In some instance and no where near the art work, a scouring pad impregnated with cleaning wax can be used with care to remove some of the more difficult spots.  Try the method in an area that is not easily viewed, such as underneath the bottom bracket.  Clean a small area and then polish with a soft clean rag.  Look at the results.  If the nylon scouring pad left little swirl marks in the paint - stop!  Do not use the method.  The paint is too soft.  Return to a less aggressive method of a soft cloth to clean the painted and decal covered surfaces.

About the only other concern when waxing a frame set is to get rid of the extra wax.  Once dry, the wax will be a bit difficult to remove from nooks and crannies.  Take your time, again with a soft cloth, to get into these nooks and clean the last traces of wax away.  And that's about all there is to cleaning off a frame set.  Of course there are other issues that one must consider.  Is the frame set straight and  is there any cavity damage?

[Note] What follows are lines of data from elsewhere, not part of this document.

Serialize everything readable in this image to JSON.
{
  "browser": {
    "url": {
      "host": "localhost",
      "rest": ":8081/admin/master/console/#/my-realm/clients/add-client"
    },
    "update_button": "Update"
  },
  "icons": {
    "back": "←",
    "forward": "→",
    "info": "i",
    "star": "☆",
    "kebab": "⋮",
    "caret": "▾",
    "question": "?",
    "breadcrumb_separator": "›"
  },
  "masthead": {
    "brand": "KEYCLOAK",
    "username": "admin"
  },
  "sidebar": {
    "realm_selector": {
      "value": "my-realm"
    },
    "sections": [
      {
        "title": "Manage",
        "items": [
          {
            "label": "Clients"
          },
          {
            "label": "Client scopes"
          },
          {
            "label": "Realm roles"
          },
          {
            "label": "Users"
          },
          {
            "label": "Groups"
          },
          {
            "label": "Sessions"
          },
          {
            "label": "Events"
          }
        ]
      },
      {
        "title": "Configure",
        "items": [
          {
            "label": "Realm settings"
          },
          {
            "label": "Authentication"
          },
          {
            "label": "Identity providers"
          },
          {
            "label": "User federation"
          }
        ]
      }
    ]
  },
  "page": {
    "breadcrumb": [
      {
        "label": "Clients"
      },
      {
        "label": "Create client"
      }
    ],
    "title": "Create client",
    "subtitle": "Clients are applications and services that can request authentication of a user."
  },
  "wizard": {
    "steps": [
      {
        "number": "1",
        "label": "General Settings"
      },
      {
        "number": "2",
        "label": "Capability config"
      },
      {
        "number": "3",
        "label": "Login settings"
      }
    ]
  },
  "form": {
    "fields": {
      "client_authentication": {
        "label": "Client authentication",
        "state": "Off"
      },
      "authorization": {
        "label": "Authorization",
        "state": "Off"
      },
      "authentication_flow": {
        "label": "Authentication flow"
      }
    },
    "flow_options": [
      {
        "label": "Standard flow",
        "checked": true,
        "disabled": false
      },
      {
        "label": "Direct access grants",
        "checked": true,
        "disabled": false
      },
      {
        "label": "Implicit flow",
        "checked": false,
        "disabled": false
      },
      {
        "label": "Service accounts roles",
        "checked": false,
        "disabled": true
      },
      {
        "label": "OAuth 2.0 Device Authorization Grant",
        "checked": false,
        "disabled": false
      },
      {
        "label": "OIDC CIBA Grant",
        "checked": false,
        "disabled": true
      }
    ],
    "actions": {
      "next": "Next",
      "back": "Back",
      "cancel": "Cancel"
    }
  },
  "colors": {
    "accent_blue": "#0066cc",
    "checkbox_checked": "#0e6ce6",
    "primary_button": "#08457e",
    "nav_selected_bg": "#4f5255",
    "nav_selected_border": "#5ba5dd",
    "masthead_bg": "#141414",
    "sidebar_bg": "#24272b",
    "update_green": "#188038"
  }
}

Of course, many unique cleaning issues can present themselves.  I have encountered frame sets covered with insecticide dust or bird dung.  It is not uncommon to discover dried vines interlaced with the bicycles wheels and frame.  Though it has little to do with cosmetics, dead animals have been discovered inside frame cavities.  In other words, if presented with an unusual cleaning situation, follow a couple of simple rules.  Protect you hands and breathing first.  Eye protection might also be wise if the contamination warrants it.  Blow or lightly brush debris off first.  Soak and flush with warm water.  Focus on local spots more aggressively but still with care.  Polish with a good cleaning wax.

With paint and art work cleaning under way, the next cleaning task focuses on fabric materials.  And every bicycle I have encountered to date has at least some plastic attached somewhere.  Of course, the oldest vintage road bicycle I have owned was of late forties or early fifties vintage.  And that bike, a Rochet Paris was a mess when I got it but the plastic cable casing cover was still in good shape even though the cable itself was rust seized years before I got the bicycle.